Five years ago, a diverse group of business leaders from across the state met in Bozeman. While they represented many different industries, the common denominator was an understanding that our public lands play a critical role in our state’s economy.
Those first meetings inspired ideas about how to formally advocate for the economic value of our public lands, and today Business for Montana’s Outdoors has grown to include roughly 160 businesses and supporting organizations who represent more than 4,600 Montana jobs (and hiring). Early on, we helped commission some of the earliest research demonstrating the powerful connection between protecting our public lands and fostering our economic growth.
This summer our Last Best Outdoors Fest showcased new research released by Headwaters Economics in our five-year report. (Source: “Business for Montana’s Outdoors Five-year Report: Montana’s Public Lands, Jobs, and the Economy.”) It showed that from 2000-2015, Montana’s economy created 102,000 net new jobs with 85 percent coming from service-related industries such as outdoor recreation, health care, real estate, professional and technical services. The research consistently shows that Montana counties with the highest percentage of protected public lands are also the fastest-growing for job growth in the state. Recent Outdoor Industry Association research shows that Montana’s outdoor economy generates $2.2 billion in wages and salaries, $7.1 billion in consumer spending, $286 million in state and local tax revenue, and supports 71,000 jobs.

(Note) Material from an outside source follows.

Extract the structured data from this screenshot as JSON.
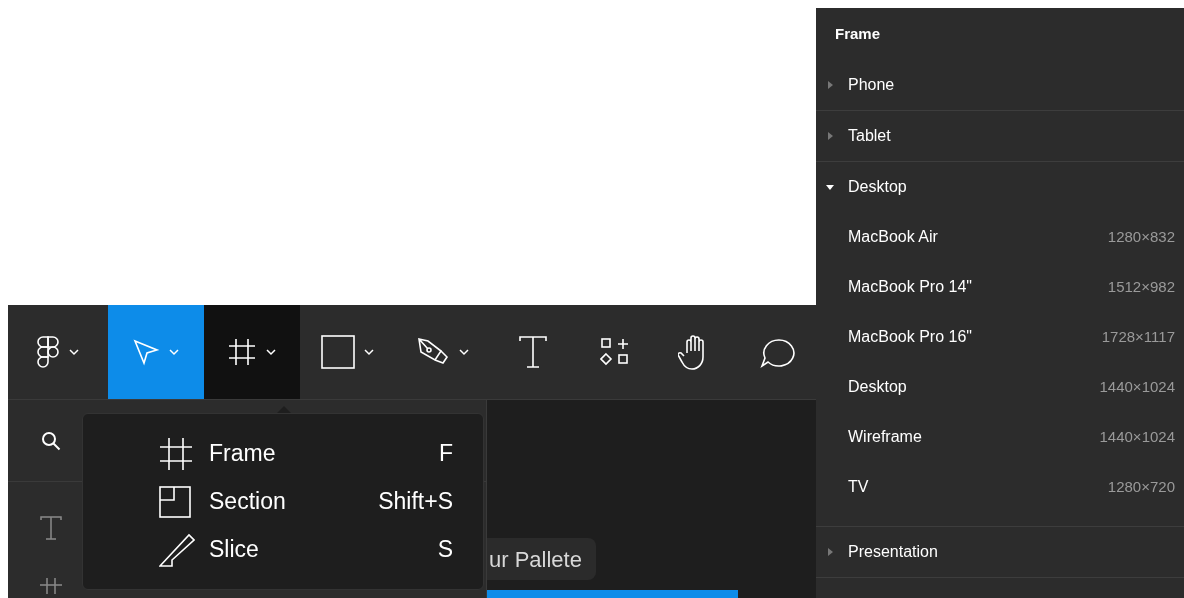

These are powerful reasons for sounding the alarm when federal policies threaten our public lands. Specifically, when Interior Secretary Ryan Zinke recommended the most significant rollback of national monument protections in history — our members held him accountable. As Montana’s first cabinet secretary, Zinke vowed to uphold the values of Theodore Roosevelt, but instead has taken steps to derail Roosevelt’s signature legacy: The Antiquities Act. The arbitrary removal of national monument status to public lands in the West will hurt gateway businesses. We stand with those businesses and the jobs they provide and believe an attack on one monument is an attack on all.
Also this year, we joined hundreds of local businesses and bipartisan local leaders in advocating for U.S. Sen. Jon Tester’s Yellowstone Gateway Protection Act, which would protect 30,000 acres of public land on the doorstep to Yellowstone from large-scale gold mining. We were encouraged last week when U.S. Rep. Greg Gianforte answered the call of Montanans, introducing a clean companion bill in the House to keep mining off of the boundary of our first national park.
U.S. Sen. Steve Daines’ “Protect Public Use of Public Lands Act,” currently introduced in Congress, is also on our radar. We are concerned with its blanket removal of protections from nearly half a million acres of wilderness study areas across Montana. This top-down swipe at public lands that shuts out virtually all public input raises great concerns for businesses and communities across the state.
As we head into the new year, a top priority is the reauthorization and full, dedicated funding of the Land and Water Conservation fund. LWCF doesn’t cost taxpayers a dime, using offshore drilling royalties for the purpose of protecting public lands across the country — including nearly 70 percent of our fishing access sites, and dozens of trails and parks throughout Montana. Without action, this bipartisan conservation program is set to expire on Sept. 30, 2018.
2018 will bring more advocacy, and more work to protect our public lands. We will elevate our member voices to continue protecting our public lands from sale or transfer to states where the tax base cannot support robust management. We will do this work with the understanding that our jobs and our way of life depends on it. We welcome you to join us.
Marne Hayes is executive director of Business for Montana’s Outdoors.